Provide the data again in its entirety, exactly as given.

_LISTED ENTRIES_

____________________

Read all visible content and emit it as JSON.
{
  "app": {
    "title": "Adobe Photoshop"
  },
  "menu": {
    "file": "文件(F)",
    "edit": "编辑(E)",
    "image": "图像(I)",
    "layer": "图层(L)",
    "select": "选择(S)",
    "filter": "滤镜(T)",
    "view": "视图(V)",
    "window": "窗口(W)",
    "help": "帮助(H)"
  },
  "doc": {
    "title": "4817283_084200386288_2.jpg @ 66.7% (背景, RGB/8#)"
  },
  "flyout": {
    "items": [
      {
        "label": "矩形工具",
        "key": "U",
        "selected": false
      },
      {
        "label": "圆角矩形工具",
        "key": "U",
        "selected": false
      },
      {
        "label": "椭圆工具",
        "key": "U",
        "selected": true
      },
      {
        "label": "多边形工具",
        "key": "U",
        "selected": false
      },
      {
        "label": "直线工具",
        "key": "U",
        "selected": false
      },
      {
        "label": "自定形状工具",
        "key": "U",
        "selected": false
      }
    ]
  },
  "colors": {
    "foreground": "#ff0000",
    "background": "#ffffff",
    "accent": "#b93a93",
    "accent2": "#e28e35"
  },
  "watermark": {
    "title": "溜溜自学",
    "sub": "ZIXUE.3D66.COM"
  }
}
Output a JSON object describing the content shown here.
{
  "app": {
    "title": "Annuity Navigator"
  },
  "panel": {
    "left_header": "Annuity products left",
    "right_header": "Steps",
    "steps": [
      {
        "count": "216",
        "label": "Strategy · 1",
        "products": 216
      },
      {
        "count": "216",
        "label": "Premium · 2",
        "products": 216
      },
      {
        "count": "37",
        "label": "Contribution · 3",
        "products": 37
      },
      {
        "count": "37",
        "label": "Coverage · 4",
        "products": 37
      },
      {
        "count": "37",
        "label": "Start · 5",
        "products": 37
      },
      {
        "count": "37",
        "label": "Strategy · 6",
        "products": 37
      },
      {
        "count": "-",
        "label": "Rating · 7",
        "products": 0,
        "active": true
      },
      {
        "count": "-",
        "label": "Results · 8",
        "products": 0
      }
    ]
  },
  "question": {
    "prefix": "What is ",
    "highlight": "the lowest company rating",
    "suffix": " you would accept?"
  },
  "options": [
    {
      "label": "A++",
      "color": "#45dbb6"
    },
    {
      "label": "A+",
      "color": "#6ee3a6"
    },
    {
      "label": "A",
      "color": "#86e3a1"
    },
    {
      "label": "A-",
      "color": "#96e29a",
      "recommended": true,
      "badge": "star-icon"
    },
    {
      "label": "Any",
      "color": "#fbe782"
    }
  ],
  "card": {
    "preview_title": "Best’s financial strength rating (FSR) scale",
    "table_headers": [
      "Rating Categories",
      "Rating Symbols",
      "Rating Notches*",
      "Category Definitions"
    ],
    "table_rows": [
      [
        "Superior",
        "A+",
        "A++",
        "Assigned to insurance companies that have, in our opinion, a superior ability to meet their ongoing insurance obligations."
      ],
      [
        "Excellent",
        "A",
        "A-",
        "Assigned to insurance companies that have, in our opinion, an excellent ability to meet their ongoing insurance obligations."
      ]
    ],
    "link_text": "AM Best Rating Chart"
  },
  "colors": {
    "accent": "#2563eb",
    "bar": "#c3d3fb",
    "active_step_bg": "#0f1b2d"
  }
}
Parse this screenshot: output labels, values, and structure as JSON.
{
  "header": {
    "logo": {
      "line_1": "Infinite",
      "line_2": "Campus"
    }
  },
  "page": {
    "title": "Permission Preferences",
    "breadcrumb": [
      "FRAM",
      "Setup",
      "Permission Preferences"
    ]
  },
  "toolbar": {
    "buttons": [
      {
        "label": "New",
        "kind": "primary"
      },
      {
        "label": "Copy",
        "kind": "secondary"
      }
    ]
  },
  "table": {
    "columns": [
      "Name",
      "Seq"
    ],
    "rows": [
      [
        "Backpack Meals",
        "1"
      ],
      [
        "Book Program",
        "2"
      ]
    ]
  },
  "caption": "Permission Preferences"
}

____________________

_ANSWER TO THIS PROBLEM_
Read all visible content and emit it as JSON.
{
  "app": {
    "title": "Adobe Photoshop"
  },
  "menu": {
    "file": "文件(F)",
    "edit": "编辑(E)",
    "image": "图像(I)",
    "layer": "图层(L)",
    "select": "选择(S)",
    "filter": "滤镜(T)",
    "view": "视图(V)",
    "window": "窗口(W)",
    "help": "帮助(H)"
  },
  "doc": {
    "title": "4817283_084200386288_2.jpg @ 66.7% (背景, RGB/8#)"
  },
  "flyout": {
    "items": [
      {
        "label": "矩形工具",
        "key": "U",
        "selected": false
      },
      {
        "label": "圆角矩形工具",
        "key": "U",
        "selected": false
      },
      {
        "label": "椭圆工具",
        "key": "U",
        "selected": true
      },
      {
        "label": "多边形工具",
        "key": "U",
        "selected": false
      },
      {
        "label": "直线工具",
        "key": "U",
        "selected": false
      },
      {
        "label": "自定形状工具",
        "key": "U",
        "selected": false
      }
    ]
  },
  "colors": {
    "foreground": "#ff0000",
    "background": "#ffffff",
    "accent": "#b93a93",
    "accent2": "#e28e35"
  },
  "watermark": {
    "title": "溜溜自学",
    "sub": "ZIXUE.3D66.COM"
  }
}
Output a JSON object describing the content shown here.
{
  "app": {
    "title": "Annuity Navigator"
  },
  "panel": {
    "left_header": "Annuity products left",
    "right_header": "Steps",
    "steps": [
      {
        "count": "216",
        "label": "Strategy · 1",
        "products": 216
      },
      {
        "count": "216",
        "label": "Premium · 2",
        "products": 216
      },
      {
        "count": "37",
        "label": "Contribution · 3",
        "products": 37
      },
      {
        "count": "37",
        "label": "Coverage · 4",
        "products": 37
      },
      {
        "count": "37",
        "label": "Start · 5",
        "products": 37
      },
      {
        "count": "37",
        "label": "Strategy · 6",
        "products": 37
      },
      {
        "count": "-",
        "label": "Rating · 7",
        "products": 0,
        "active": true
      },
      {
        "count": "-",
        "label": "Results · 8",
        "products": 0
      }
    ]
  },
  "question": {
    "prefix": "What is ",
    "highlight": "the lowest company rating",
    "suffix": " you would accept?"
  },
  "options": [
    {
      "label": "A++",
      "color": "#45dbb6"
    },
    {
      "label": "A+",
      "color": "#6ee3a6"
    },
    {
      "label": "A",
      "color": "#86e3a1"
    },
    {
      "label": "A-",
      "color": "#96e29a",
      "recommended": true,
      "badge": "star-icon"
    },
    {
      "label": "Any",
      "color": "#fbe782"
    }
  ],
  "card": {
    "preview_title": "Best’s financial strength rating (FSR) scale",
    "table_headers": [
      "Rating Categories",
      "Rating Symbols",
      "Rating Notches*",
      "Category Definitions"
    ],
    "table_rows": [
      [
        "Superior",
        "A+",
        "A++",
        "Assigned to insurance companies that have, in our opinion, a superior ability to meet their ongoing insurance obligations."
      ],
      [
        "Excellent",
        "A",
        "A-",
        "Assigned to insurance companies that have, in our opinion, an excellent ability to meet their ongoing insurance obligations."
      ]
    ],
    "link_text": "AM Best Rating Chart"
  },
  "colors": {
    "accent": "#2563eb",
    "bar": "#c3d3fb",
    "active_step_bg": "#0f1b2d"
  }
}
Parse this screenshot: output labels, values, and structure as JSON.
{
  "header": {
    "logo": {
      "line_1": "Infinite",
      "line_2": "Campus"
    }
  },
  "page": {
    "title": "Permission Preferences",
    "breadcrumb": [
      "FRAM",
      "Setup",
      "Permission Preferences"
    ]
  },
  "toolbar": {
    "buttons": [
      {
        "label": "New",
        "kind": "primary"
      },
      {
        "label": "Copy",
        "kind": "secondary"
      }
    ]
  },
  "table": {
    "columns": [
      "Name",
      "Seq"
    ],
    "rows": [
      [
        "Backpack Meals",
        "1"
      ],
      [
        "Book Program",
        "2"
      ]
    ]
  },
  "caption": "Permission Preferences"
}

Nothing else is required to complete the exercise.